Robinson: There was this great group of guys that got together in 1920 and that was the official beginning of the Negro Leagues. Some of the teams were the Homestead Grays, Pittsburgh Crawfords and Kansas City Monarchs. Kansas City Monarchs, that’s the team I ended up with. I used to watch the Kansas City Monarchs when I was a young man in the 30s and 40s my father used to take me to watch them.
Gamble: Highlights of your career?
Robinson: I have several highlights. First, being selected to play in the East-West All Star game in 1956-1958. Second, signing a minor league contract with the St. Louis Cardinals' organization in 1954-1955. And third, being the captain of the Kansas City Monarchs in 1957- 1958. The Kansas City Monarchs experience as far as I’m concerned was the greatest experience. Because I had a chance to travel and really see the country by bus and grow as a person.

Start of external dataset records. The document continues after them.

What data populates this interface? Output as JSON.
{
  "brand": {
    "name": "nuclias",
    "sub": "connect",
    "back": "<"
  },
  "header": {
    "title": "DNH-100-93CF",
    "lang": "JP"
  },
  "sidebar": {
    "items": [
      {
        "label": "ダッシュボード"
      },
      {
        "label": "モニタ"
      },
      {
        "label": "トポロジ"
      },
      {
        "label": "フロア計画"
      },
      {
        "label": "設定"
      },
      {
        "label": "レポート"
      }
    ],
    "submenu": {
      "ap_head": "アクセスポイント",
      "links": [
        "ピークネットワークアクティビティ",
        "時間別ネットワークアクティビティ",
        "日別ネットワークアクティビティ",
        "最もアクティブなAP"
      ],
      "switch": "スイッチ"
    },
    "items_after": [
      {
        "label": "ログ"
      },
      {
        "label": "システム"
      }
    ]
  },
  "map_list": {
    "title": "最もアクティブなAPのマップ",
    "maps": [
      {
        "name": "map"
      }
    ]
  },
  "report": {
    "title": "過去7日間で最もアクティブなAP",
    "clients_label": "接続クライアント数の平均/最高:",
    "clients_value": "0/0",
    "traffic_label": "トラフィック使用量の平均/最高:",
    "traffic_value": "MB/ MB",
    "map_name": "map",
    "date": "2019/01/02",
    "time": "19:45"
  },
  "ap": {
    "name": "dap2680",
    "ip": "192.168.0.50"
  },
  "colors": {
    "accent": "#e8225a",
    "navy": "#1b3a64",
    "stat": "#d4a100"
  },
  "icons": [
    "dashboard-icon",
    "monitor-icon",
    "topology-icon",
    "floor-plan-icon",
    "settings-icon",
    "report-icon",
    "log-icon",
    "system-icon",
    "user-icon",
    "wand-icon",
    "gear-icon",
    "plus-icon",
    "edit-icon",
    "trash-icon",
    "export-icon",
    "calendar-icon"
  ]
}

I also learned that things may not be exactly how we truly want them to be, but we were still doing something that we loved and I realize that some of those guys I played with are not here but I remember them and they are my brothers.
Making the most of our opportunities was key. "I graduated from North Carolina A&T State University in 1953 and earned a Master's degree in Social Work from City University of New York in 1968. I worked for the New York City Housing Authority for 28 years. After my retirement in 1985, I began working as a coordinator for the Washington Mental Health Residence Program (1985-1988). Then, I became an assistant professor of Criminal Justice at South Carolina State University (1988-1994) as well as the school's head baseball coach (1990- 1993). Currently, I am an active volunteer with the Harlem little league.